We lost our middle dog Dilys, two weeks ago. She was such a bright spirit and cheeky wee dog. She made me smile, and still does with all those memories. The older dog Meghan isn’t doing well and has to take a lot of meds and special food to prevent kidney failure. Teddy, the young boy is enjoying the attention and becoming quite the man about the house. There is calm.

I tell myself “My external world has shrunk. I must ignite my inner world if I am to get through this.”

This was a notice to deep within. It’s time to acknowledge and accept fully what is happening right now. It’s time to ask myself what I can do to become excited and inspired once again! Can I relax enough to allow the opening of my heart instead of the evaluating and somewhat judging mind?

As part of my ongoing Retreat approach to this time, I had enrolled in two online experiences for July. The first was a 6 week writing experience and sharing with Roger Housden and a group of fellows on their own path to explore their inner world and awakening through writing.

The second, was a one day retreat with Jonathan Foust on self inquiry as part of the spiritual path.

Well folks, I am happy to report that both have ignited something that is ready to be expressed and to be celebrated. I am writing again, reaching out to others, and finding laughter and joy in my days. In the highs and lows of life, I have rediscovered contentment.

May we all find our way to live from our heart and our Middle Ground.

Namaste

 

Inspiration – the Middle Way

Middle way

I am delighted to share this story from a very special mindfulness teacher, Jonathan Foust. His website has many resources and free podcasts and audio meditations. This story shows us what the Middle Way is.

I love his practical approach and the two questions for self inquiry in our practice of mindfulness.

“I quit,” a young man announces to his meditation teacher.
“You’re nothing but contradictions,” he continues. “You tell one person to work harder, sit up straighter and sit longer. Then the next person you encourage to sit in the sun and drink tea. What the heck are you teaching?”
The teacher smiles and responds:
“I teach ‘the middle way’ — cultivating that place that is not too tight and not too loose.
If someone is unfocused and scattered, paying close attention to the here and now brings them back into balance.
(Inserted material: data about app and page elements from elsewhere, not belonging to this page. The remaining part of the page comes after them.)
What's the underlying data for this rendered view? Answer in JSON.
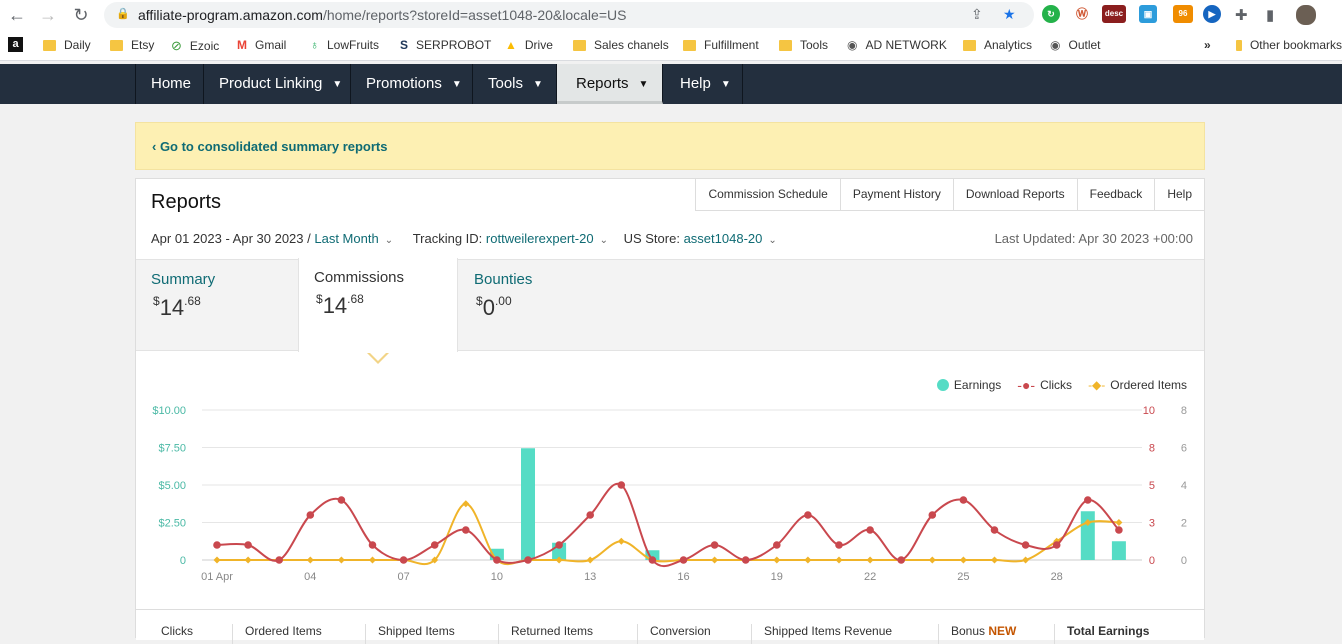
{
  "browser": {
    "url_domain": "affiliate-program.amazon.com",
    "url_path": "/home/reports?storeId=asset1048-20&locale=US",
    "ext_desc_label": "desc",
    "ext_badge_count": "96",
    "bookmarks": [
      "Daily",
      "Etsy",
      "Ezoic",
      "Gmail",
      "LowFruits",
      "SERPROBOT",
      "Drive",
      "Sales chanels",
      "Fulfillment",
      "Tools",
      "AD NETWORK",
      "Analytics",
      "Outlet"
    ],
    "overflow": "»",
    "other_bookmarks": "Other bookmarks"
  },
  "nav": {
    "tabs": [
      "Home",
      "Product Linking",
      "Promotions",
      "Tools",
      "Reports",
      "Help"
    ],
    "active": "Reports"
  },
  "banner": {
    "link": "‹ Go to consolidated summary reports"
  },
  "reports": {
    "title": "Reports",
    "header_tabs": [
      "Commission Schedule",
      "Payment History",
      "Download Reports",
      "Feedback",
      "Help"
    ],
    "date_range": "Apr 01 2023 - Apr 30 2023 /",
    "period": "Last Month",
    "tracking_label": "Tracking ID:",
    "tracking_id": "rottweilerexpert-20",
    "store_label": "US Store:",
    "store_id": "asset1048-20",
    "last_updated": "Last Updated: Apr 30 2023 +00:00",
    "summary": [
      {
        "label": "Summary",
        "cur": "$",
        "whole": "14",
        "cents": ".68"
      },
      {
        "label": "Commissions",
        "cur": "$",
        "whole": "14",
        "cents": ".68"
      },
      {
        "label": "Bounties",
        "cur": "$",
        "whole": "0",
        "cents": ".00"
      }
    ],
    "legend": [
      "Earnings",
      "Clicks",
      "Ordered Items"
    ],
    "columns": [
      "Clicks",
      "Ordered Items",
      "Shipped Items",
      "Returned Items",
      "Conversion",
      "Shipped Items Revenue",
      "Bonus",
      "Total Earnings"
    ],
    "bonus_badge": "NEW"
  },
  "chart_data": {
    "type": "bar+line",
    "x": [
      1,
      2,
      3,
      4,
      5,
      6,
      7,
      8,
      9,
      10,
      11,
      12,
      13,
      14,
      15,
      16,
      17,
      18,
      19,
      20,
      21,
      22,
      23,
      24,
      25,
      26,
      27,
      28,
      29,
      30
    ],
    "xticks": [
      "01 Apr",
      "04",
      "07",
      "10",
      "13",
      "16",
      "19",
      "22",
      "25",
      "28"
    ],
    "yticks_left": [
      "$10.00",
      "$7.50",
      "$5.00",
      "$2.50",
      "0"
    ],
    "yticks_clicks": [
      "10",
      "8",
      "5",
      "3",
      "0"
    ],
    "yticks_items": [
      "8",
      "6",
      "4",
      "2",
      "0"
    ],
    "series": [
      {
        "name": "Earnings",
        "axis": "left",
        "ylim": [
          0,
          10
        ],
        "color": "#55dcc5",
        "values": [
          0,
          0,
          0,
          0,
          0,
          0,
          0,
          0,
          0,
          0.75,
          7.45,
          1.15,
          0,
          0,
          0.65,
          0,
          0,
          0,
          0,
          0,
          0,
          0,
          0,
          0,
          0,
          0,
          0,
          0,
          3.25,
          1.25
        ]
      },
      {
        "name": "Clicks",
        "axis": "right1",
        "ylim": [
          0,
          10
        ],
        "color": "#c9484e",
        "values": [
          1,
          1,
          0,
          3,
          4,
          1,
          0,
          1,
          2,
          0,
          0,
          1,
          3,
          5,
          0,
          0,
          1,
          0,
          1,
          3,
          1,
          2,
          0,
          3,
          4,
          2,
          1,
          1,
          4,
          2
        ]
      },
      {
        "name": "Ordered Items",
        "axis": "right2",
        "ylim": [
          0,
          8
        ],
        "color": "#f0b429",
        "values": [
          0,
          0,
          0,
          0,
          0,
          0,
          0,
          0,
          3,
          0,
          0,
          0,
          0,
          1,
          0,
          0,
          0,
          0,
          0,
          0,
          0,
          0,
          0,
          0,
          0,
          0,
          0,
          1,
          2,
          2
        ]
      }
    ]
  }
}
If someone is too clenched and dour, they may benefit from relaxing and letting go.”
A big element of mindfulness practice is a form of self-diagnosis. You can ask variations of these two questions:
  1. What is happening right now?
  2. How does this moment want me to be with it right now?
Are you experiencing the profound dissatisfaction of feeling scattered or over-emotional or you have lots of ideas but can’t get started on any one of them? Concentration practices may help you gather your attention and bring about a sense of calm and centeredness.
Too wound up? Feeling grim, tight or judgmental? You may find investigating relaxation practices and meditations that cultivate spacious and compassionate awareness help reset your system.
The more you practice and study the more you become, as my friend Pat Coffey says, a “contemplative artist.”
In any moment you can self-diagnose and respond to the moment with greater wisdom and compassion.
I wish you well into the new season.
Jonathan

May you have a not too tight, and not too loose day.
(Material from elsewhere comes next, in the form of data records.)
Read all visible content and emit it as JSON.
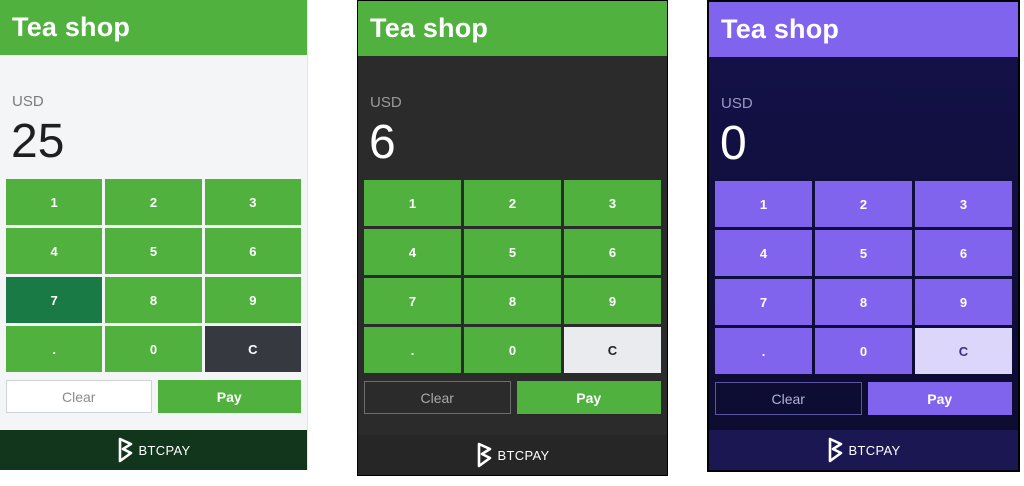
{
  "panels": [
    {
      "title": "Tea shop",
      "currency": "USD",
      "amount": "25",
      "keys": [
        "1",
        "2",
        "3",
        "4",
        "5",
        "6",
        "7",
        "8",
        "9",
        ".",
        "0",
        "C"
      ],
      "clear_label": "Clear",
      "pay_label": "Pay",
      "footer_brand": "BTCPAY",
      "colors": {
        "accent": "#51b13e",
        "background": "#f4f5f7",
        "footer": "#11361c"
      }
    },
    {
      "title": "Tea shop",
      "currency": "USD",
      "amount": "6",
      "keys": [
        "1",
        "2",
        "3",
        "4",
        "5",
        "6",
        "7",
        "8",
        "9",
        ".",
        "0",
        "C"
      ],
      "clear_label": "Clear",
      "pay_label": "Pay",
      "footer_brand": "BTCPAY",
      "colors": {
        "accent": "#51b13e",
        "background": "#2b2b2b",
        "footer": "#262626"
      }
    },
    {
      "title": "Tea shop",
      "currency": "USD",
      "amount": "0",
      "keys": [
        "1",
        "2",
        "3",
        "4",
        "5",
        "6",
        "7",
        "8",
        "9",
        ".",
        "0",
        "C"
      ],
      "clear_label": "Clear",
      "pay_label": "Pay",
      "footer_brand": "BTCPAY",
      "colors": {
        "accent": "#8064ee",
        "background": "#14124a",
        "footer": "#1a1752"
      }
    }
  ]
}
Namaste

Mindful River Moment

After writing about living the way a river flows, I came across this wonderful video this morning from Jonathan Foust. Enjoy this middle ground moment with a pair of canadian geese and a nonchalant blue heron 💛

* Finding Middle Ground at Kripalu
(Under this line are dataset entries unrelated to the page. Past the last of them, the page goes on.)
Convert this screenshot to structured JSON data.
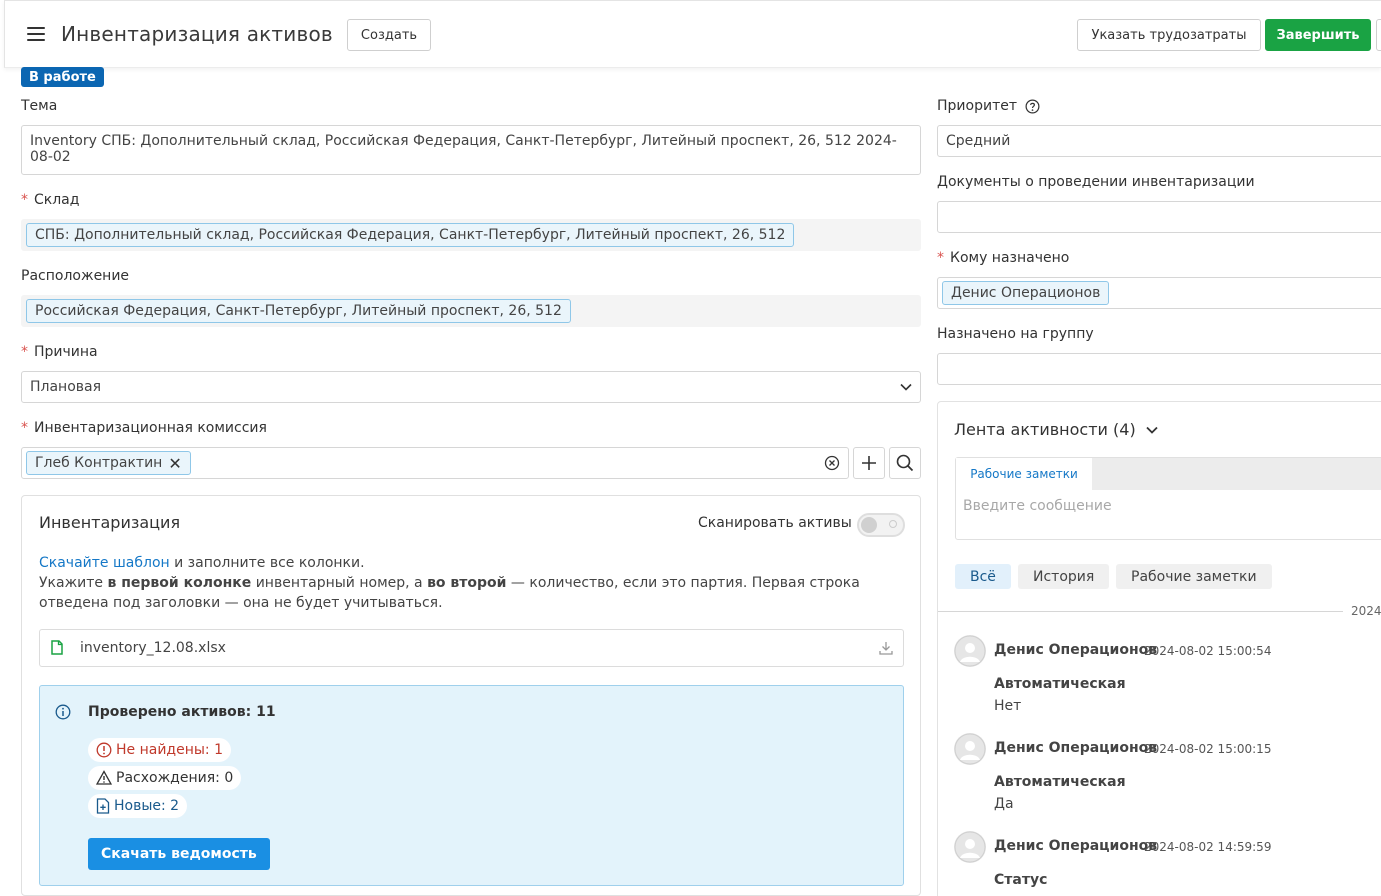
{
  "header": {
    "title": "Инвентаризация активов",
    "create_label": "Создать",
    "time_label": "Указать трудозатраты",
    "finish_label": "Завершить",
    "finish_color": "#1aa344"
  },
  "status": {
    "label": "В работе",
    "color": "#0b66b2"
  },
  "left": {
    "subject": {
      "label": "Тема",
      "value": "Inventory СПБ: Дополнительный склад, Российская Федерация, Санкт-Петербург, Литейный проспект, 26, 512 2024-08-02"
    },
    "warehouse": {
      "required_mark": "*",
      "label": "Склад",
      "value": "СПБ: Дополнительный склад, Российская Федерация, Санкт-Петербург, Литейный проспект, 26, 512"
    },
    "location": {
      "label": "Расположение",
      "value": "Российская Федерация, Санкт-Петербург, Литейный проспект, 26, 512"
    },
    "reason": {
      "required_mark": "*",
      "label": "Причина",
      "value": "Плановая"
    },
    "commission": {
      "required_mark": "*",
      "label": "Инвентаризационная комиссия",
      "member": "Глеб Контрактин"
    }
  },
  "inventory": {
    "title": "Инвентаризация",
    "scan_label": "Сканировать активы",
    "scan_enabled": false,
    "template_link": "Скачайте шаблон",
    "text_1": " и заполните все колонки.",
    "text_2a": "Укажите ",
    "text_2b": "в первой колонке",
    "text_2c": " инвентарный номер, а ",
    "text_2d": "во второй",
    "text_2e": " — количество, если это партия. Первая строка отведена под заголовки — она не будет учитываться.",
    "file_name": "inventory_12.08.xlsx",
    "checked_title": "Проверено активов: 11",
    "not_found": "Не найдены: 1",
    "discrepancies": "Расхождения: 0",
    "new_items": "Новые: 2",
    "download_label": "Скачать ведомость",
    "colors": {
      "not_found": "#c0392b",
      "new": "#1a5a8c",
      "info": "#1578c7"
    }
  },
  "right": {
    "priority": {
      "label": "Приоритет",
      "value": "Средний"
    },
    "documents": {
      "label": "Документы о проведении инвентаризации",
      "value": ""
    },
    "assignee": {
      "required_mark": "*",
      "label": "Кому назначено",
      "value": "Денис Операционов"
    },
    "group": {
      "label": "Назначено на группу",
      "value": ""
    }
  },
  "activity": {
    "title": "Лента активности (4)",
    "note_tab": "Рабочие заметки",
    "note_placeholder": "Введите сообщение",
    "filters": [
      "Всё",
      "История",
      "Рабочие заметки"
    ],
    "date_separator": "2024-",
    "entries": [
      {
        "author": "Денис Операционов",
        "time": "2024-08-02 15:00:54",
        "field": "Автоматическая",
        "value": "Нет"
      },
      {
        "author": "Денис Операционов",
        "time": "2024-08-02 15:00:15",
        "field": "Автоматическая",
        "value": "Да"
      },
      {
        "author": "Денис Операционов",
        "time": "2024-08-02 14:59:59",
        "field": "Статус",
        "value": ""
      }
    ]
  }
}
Kripalu LakeI’m just back from 10 days of yoga training and retreat at Kripalu Health and Yoga center. It is truly an amazing place. Kripalu means compassion in sanskrit …. and the center and people reflect the message in everything they do. It is a place where seekers come to find their Middle Ground. How cool it is to be in community with 57 classmates all on the same path.

Its one of the most nurturing places I have been to…. as well as a stimulating learning experience from masterful pranayama and meditation teachers Larissa Carlson and Sudhir Jonathan Foust.

I’m looking forward to sharing some of the insights and learnings here and in my yoga classes, as the stirred up mud settles in the water.

floating lotusNamaste and Jai Bhagwan!